Senators from both Republican and Democratic parties voted in favor of the bill, which passed 79 to 18 with only Republicans opposing the measure, citing minimal changes to spending levels.
The bill, which was passed 309-118 in the Republican-controlled U.S. House of Representatives on Wednesday, now heads to Trump. While it failed to include many of the items Trump had requested, he is expected to sign the bill before midnight Friday, when without his signature the government would shut down.
As soon as this spending measure is law, lawmakers and Trump must already begin looking forward to the next deadline on Oct. 1. Lawmakers are hopeful they can pass regular spending bills but the process is likely to be complicated by Republican efforts to repeal Obamacare, a desire to rewrite the tax code and a need to find a deal to raise the debt ceiling since the limit is expected to be reached in the fall.
Under the compromise measure, the Pentagon's funding increased, a priority that had been laid out by Republicans and Trump. It also funded Democratic priorities, including health care subsidies.
"This bill is far from perfect, but it's better than how we are spending our money today, better than how we were spending our money a year ago," Republican Senator Roy Blunt said on the Senate floor.

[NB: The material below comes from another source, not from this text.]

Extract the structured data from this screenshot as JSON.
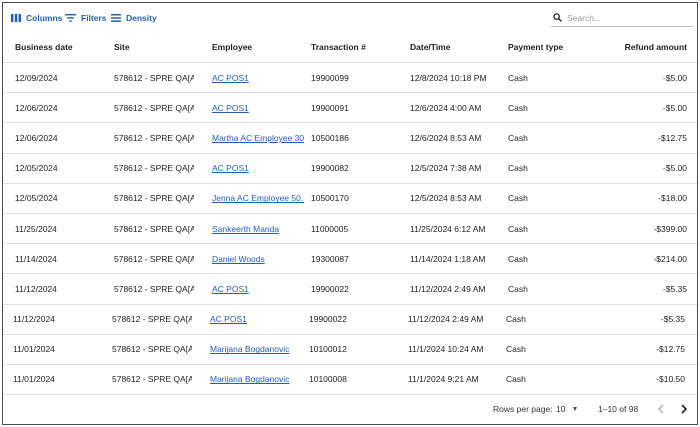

Democrats also claimed victory in the passage of the legislation, arguing that it fails to fund Trump's priorities including money to build a wall along the U.S.-Mexico border. Additionally, the bill funds subsidies for health care coverage provided through the Affordable Care Act, former Democratic President Barack Obama's signature domestic legislation.
Republican Senator Ted Cruz gave his reasons for voting against the bill.
"While I am pleased to see increased funding for our men and women in uniform and their critical missions across the globe, this bill fails in a number of ways, including by continuing to fund sanctuary cities, Planned Parenthood, and Obamacare," Cruz said.
Sanctuary cities are those that give limited cooperation to the federal government in enforcing immigration laws and Planned Parenthood is a conservative target because abortion is among the women's health care services it provides.
The spending bill does not include many of the spending cuts on domestic programs Trump had sought and adds $2 billion for the National Institutes of Health, $295 million for Puerto Rico's underfunded Medicaid healthcare for the poor and $407 million for firefighting in Western states.
The legislation adds $12.5 billion in defense spending. It makes $2.5 billion more available after Trump gives details on his plans for fighting the Islamic State militant group.
The bill was approved months after the Oct. 1 2016 deadline to pass government funding for the fiscal year. For the past seven months, federal agencies have been operating mainly on simple extensions of the previous year's funding and the priorities that came with that.
Reporting by Ginger Gibson; Editing by Grant McCool